From the News Letter, March 1, 1924

Monday, 1st March 2021, 6:00 am
Derek Ryan on stage at his Ulster Hall concert, Belfast, in February 2020. Picture: Cliff Donaldson
Derek Ryan on stage at his Ulster Hall concert, Belfast, in February 2020. Picture: Cliff Donaldson

On this day in 1924 the News Letter reported that annual concert of the Ulster Male Voice Choir had been held in the Ulster Hall in Belfast “in the presence of a large and enthusiastic audience”.

The reporter who attended the concert wrote in the paper: “An excellent programme was provided, and it was singularly refreshing to find amongst the concerted numbers a sixteenth century madrigal – form of composition laden with flying fugal imitations and most difficult in correct interpretation. This fine choir has been in existence for nearly a quarter of a century, and has won many notable distinctions, especially in recent years.

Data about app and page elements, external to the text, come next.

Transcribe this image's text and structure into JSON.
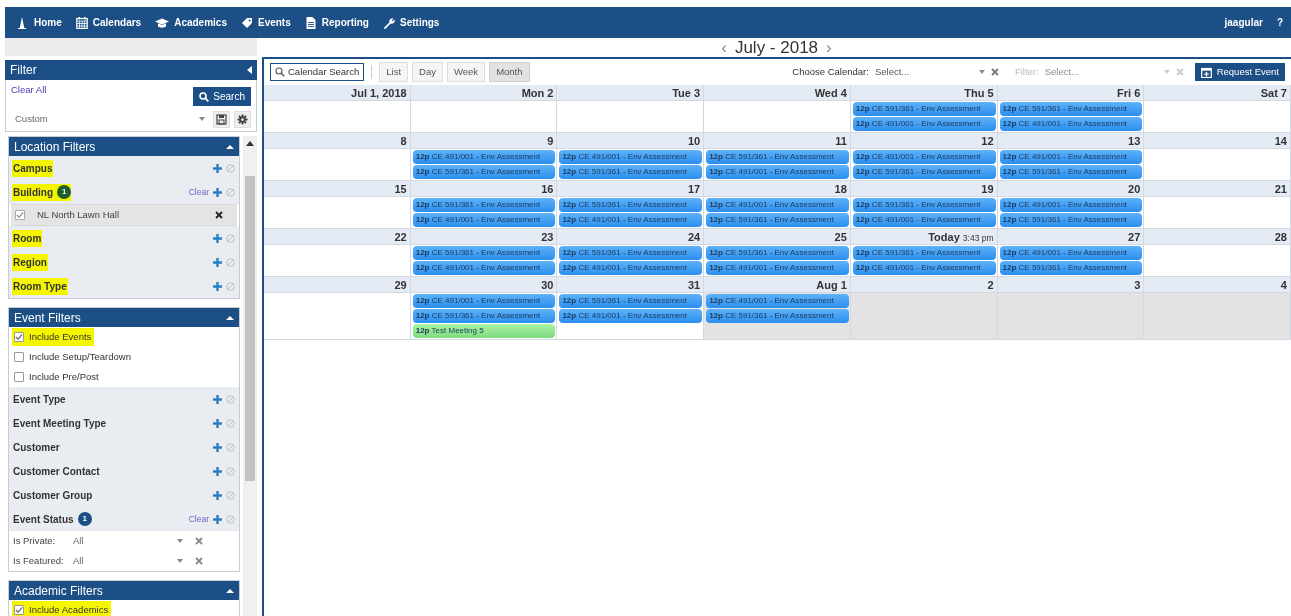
{
  "nav": {
    "items": [
      "Home",
      "Calendars",
      "Academics",
      "Events",
      "Reporting",
      "Settings"
    ],
    "user": "jaagular",
    "help": "?"
  },
  "month_nav": {
    "prev": "‹",
    "title": "July - 2018",
    "next": "›"
  },
  "filter_panel": {
    "title": "Filter",
    "clear_all": "Clear All",
    "search_button": "Search",
    "saved_filter": "Custom"
  },
  "sections": [
    {
      "title": "Location Filters",
      "items": [
        {
          "kind": "filter",
          "label": "Campus",
          "highlighted": true
        },
        {
          "kind": "filter",
          "label": "Building",
          "highlighted": true,
          "badge": "1",
          "color": "#1d5e2a",
          "clear": "Clear"
        },
        {
          "kind": "selected_value",
          "label": "NL North Lawn Hall",
          "checked": true
        },
        {
          "kind": "filter",
          "label": "Room",
          "highlighted": true
        },
        {
          "kind": "filter",
          "label": "Region",
          "highlighted": true
        },
        {
          "kind": "filter",
          "label": "Room Type",
          "highlighted": true
        }
      ]
    },
    {
      "title": "Event Filters",
      "items": [
        {
          "kind": "checkbox",
          "label": "Include Events",
          "checked": true,
          "highlighted": true
        },
        {
          "kind": "checkbox",
          "label": "Include Setup/Teardown",
          "checked": false,
          "highlighted": false
        },
        {
          "kind": "checkbox",
          "label": "Include Pre/Post",
          "checked": false,
          "highlighted": false
        },
        {
          "kind": "filter",
          "label": "Event Type",
          "highlighted": false
        },
        {
          "kind": "filter",
          "label": "Event Meeting Type",
          "highlighted": false
        },
        {
          "kind": "filter",
          "label": "Customer",
          "highlighted": false
        },
        {
          "kind": "filter",
          "label": "Customer Contact",
          "highlighted": false
        },
        {
          "kind": "filter",
          "label": "Customer Group",
          "highlighted": false
        },
        {
          "kind": "filter",
          "label": "Event Status",
          "highlighted": false,
          "badge": "1",
          "color": "#1b4f85",
          "clear": "Clear"
        },
        {
          "kind": "dropdown",
          "label": "Is Private:",
          "value": "All"
        },
        {
          "kind": "dropdown",
          "label": "Is Featured:",
          "value": "All"
        }
      ]
    },
    {
      "title": "Academic Filters",
      "items": [
        {
          "kind": "checkbox",
          "label": "Include Academics",
          "checked": true,
          "highlighted": true
        }
      ]
    }
  ],
  "toolbar": {
    "search": "Calendar Search",
    "views": [
      {
        "label": "List",
        "selected": false
      },
      {
        "label": "Day",
        "selected": false
      },
      {
        "label": "Week",
        "selected": false
      },
      {
        "label": "Month",
        "selected": true
      }
    ],
    "choose_calendar": {
      "label": "Choose Calendar:",
      "placeholder": "Select...",
      "disabled": false
    },
    "filter": {
      "label": "Filter:",
      "placeholder": "Select...",
      "disabled": true
    },
    "request_button": "Request Event"
  },
  "calendar": {
    "weeks": [
      {
        "days": [
          {
            "label": "Jul 1, 2018",
            "other_month": false
          },
          {
            "label": "Mon 2",
            "other_month": false
          },
          {
            "label": "Tue 3",
            "other_month": false
          },
          {
            "label": "Wed 4",
            "other_month": false
          },
          {
            "label": "Thu 5",
            "other_month": false,
            "events": [
              {
                "kind": "course",
                "time": "12p",
                "title": "CE 591/361 - Env Assessment"
              },
              {
                "kind": "course",
                "time": "12p",
                "title": "CE 491/001 - Env Assessment"
              }
            ]
          },
          {
            "label": "Fri 6",
            "other_month": false,
            "events": [
              {
                "kind": "course",
                "time": "12p",
                "title": "CE 591/361 - Env Assessment"
              },
              {
                "kind": "course",
                "time": "12p",
                "title": "CE 491/001 - Env Assessment"
              }
            ]
          },
          {
            "label": "Sat 7",
            "other_month": false
          }
        ]
      },
      {
        "days": [
          {
            "label": "8",
            "other_month": false
          },
          {
            "label": "9",
            "other_month": false,
            "events": [
              {
                "kind": "course",
                "time": "12p",
                "title": "CE 491/001 - Env Assessment"
              },
              {
                "kind": "course",
                "time": "12p",
                "title": "CE 591/361 - Env Assessment"
              }
            ]
          },
          {
            "label": "10",
            "other_month": false,
            "events": [
              {
                "kind": "course",
                "time": "12p",
                "title": "CE 491/001 - Env Assessment"
              },
              {
                "kind": "course",
                "time": "12p",
                "title": "CE 591/361 - Env Assessment"
              }
            ]
          },
          {
            "label": "11",
            "other_month": false,
            "events": [
              {
                "kind": "course",
                "time": "12p",
                "title": "CE 591/361 - Env Assessment"
              },
              {
                "kind": "course",
                "time": "12p",
                "title": "CE 491/001 - Env Assessment"
              }
            ]
          },
          {
            "label": "12",
            "other_month": false,
            "events": [
              {
                "kind": "course",
                "time": "12p",
                "title": "CE 491/001 - Env Assessment"
              },
              {
                "kind": "course",
                "time": "12p",
                "title": "CE 591/361 - Env Assessment"
              }
            ]
          },
          {
            "label": "13",
            "other_month": false,
            "events": [
              {
                "kind": "course",
                "time": "12p",
                "title": "CE 491/001 - Env Assessment"
              },
              {
                "kind": "course",
                "time": "12p",
                "title": "CE 591/361 - Env Assessment"
              }
            ]
          },
          {
            "label": "14",
            "other_month": false
          }
        ]
      },
      {
        "days": [
          {
            "label": "15",
            "other_month": false
          },
          {
            "label": "16",
            "other_month": false,
            "events": [
              {
                "kind": "course",
                "time": "12p",
                "title": "CE 591/361 - Env Assessment"
              },
              {
                "kind": "course",
                "time": "12p",
                "title": "CE 491/001 - Env Assessment"
              }
            ]
          },
          {
            "label": "17",
            "other_month": false,
            "events": [
              {
                "kind": "course",
                "time": "12p",
                "title": "CE 591/361 - Env Assessment"
              },
              {
                "kind": "course",
                "time": "12p",
                "title": "CE 491/001 - Env Assessment"
              }
            ]
          },
          {
            "label": "18",
            "other_month": false,
            "events": [
              {
                "kind": "course",
                "time": "12p",
                "title": "CE 491/001 - Env Assessment"
              },
              {
                "kind": "course",
                "time": "12p",
                "title": "CE 591/361 - Env Assessment"
              }
            ]
          },
          {
            "label": "19",
            "other_month": false,
            "events": [
              {
                "kind": "course",
                "time": "12p",
                "title": "CE 591/361 - Env Assessment"
              },
              {
                "kind": "course",
                "time": "12p",
                "title": "CE 491/001 - Env Assessment"
              }
            ]
          },
          {
            "label": "20",
            "other_month": false,
            "events": [
              {
                "kind": "course",
                "time": "12p",
                "title": "CE 491/001 - Env Assessment"
              },
              {
                "kind": "course",
                "time": "12p",
                "title": "CE 591/361 - Env Assessment"
              }
            ]
          },
          {
            "label": "21",
            "other_month": false
          }
        ]
      },
      {
        "days": [
          {
            "label": "22",
            "other_month": false
          },
          {
            "label": "23",
            "other_month": false,
            "events": [
              {
                "kind": "course",
                "time": "12p",
                "title": "CE 591/361 - Env Assessment"
              },
              {
                "kind": "course",
                "time": "12p",
                "title": "CE 491/001 - Env Assessment"
              }
            ]
          },
          {
            "label": "24",
            "other_month": false,
            "events": [
              {
                "kind": "course",
                "time": "12p",
                "title": "CE 591/361 - Env Assessment"
              },
              {
                "kind": "course",
                "time": "12p",
                "title": "CE 491/001 - Env Assessment"
              }
            ]
          },
          {
            "label": "25",
            "other_month": false,
            "events": [
              {
                "kind": "course",
                "time": "12p",
                "title": "CE 591/361 - Env Assessment"
              },
              {
                "kind": "course",
                "time": "12p",
                "title": "CE 491/001 - Env Assessment"
              }
            ]
          },
          {
            "label": "Today",
            "time": "3:43 pm",
            "other_month": false,
            "events": [
              {
                "kind": "course",
                "time": "12p",
                "title": "CE 591/361 - Env Assessment"
              },
              {
                "kind": "course",
                "time": "12p",
                "title": "CE 491/001 - Env Assessment"
              }
            ]
          },
          {
            "label": "27",
            "other_month": false,
            "events": [
              {
                "kind": "course",
                "time": "12p",
                "title": "CE 491/001 - Env Assessment"
              },
              {
                "kind": "course",
                "time": "12p",
                "title": "CE 591/361 - Env Assessment"
              }
            ]
          },
          {
            "label": "28",
            "other_month": false
          }
        ]
      },
      {
        "days": [
          {
            "label": "29",
            "other_month": false
          },
          {
            "label": "30",
            "other_month": false,
            "events": [
              {
                "kind": "course",
                "time": "12p",
                "title": "CE 491/001 - Env Assessment"
              },
              {
                "kind": "course",
                "time": "12p",
                "title": "CE 591/361 - Env Assessment"
              },
              {
                "kind": "meeting",
                "time": "12p",
                "title": "Test Meeting 5"
              }
            ]
          },
          {
            "label": "31",
            "other_month": false,
            "events": [
              {
                "kind": "course",
                "time": "12p",
                "title": "CE 591/361 - Env Assessment"
              },
              {
                "kind": "course",
                "time": "12p",
                "title": "CE 491/001 - Env Assessment"
              }
            ]
          },
          {
            "label": "Aug 1",
            "other_month": true,
            "events": [
              {
                "kind": "course",
                "time": "12p",
                "title": "CE 491/001 - Env Assessment"
              },
              {
                "kind": "course",
                "time": "12p",
                "title": "CE 591/361 - Env Assessment"
              }
            ]
          },
          {
            "label": "2",
            "other_month": true
          },
          {
            "label": "3",
            "other_month": true
          },
          {
            "label": "4",
            "other_month": true
          }
        ]
      }
    ]
  }
}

The gifted conductor is Mr John Vine, FRCO, [is] an authority on old English musical lore and an able exponent of Bach compositions.”

The choir gave “a number of well-contrasted items”, reported the paper’s correspondent.

Most inspiring, commented the reporter, was an American Battle Hymn by Martin Shaw which was “expressively rendered, the majestic minor strains, in unison, with its martial pianoforte accompaniment”.

Of the soloist Mr David McAlpin it was noted that he had sung with “freshness and vigour” and had been applauded “tumultuously” by those attending the concert in the Ulster Hall.

It was also noted that the ever popular tenor Mr John Clarke had sung with “splendour of tone and artistic perception Handel’s My Arms; Against This Gorgias Will I Go and the air Sound An Alarm.

Violin solos were performed during the concert by Mr Joseph H Gurd “a very promising young artiste” who had been a Feis Ceoil medallist.

The reporter commented of Gurd: “He has a rich, full tone and splendid technique, his double-stopping being very harmonious.”

The first item that he played had been the Adagio and Rondo from De Beriot’s Ninth Concerto, which was “delightfully interpreted” and he had been worthy of the enthusiastic recall that he received.

As an encore he played a minuet by Beethoven.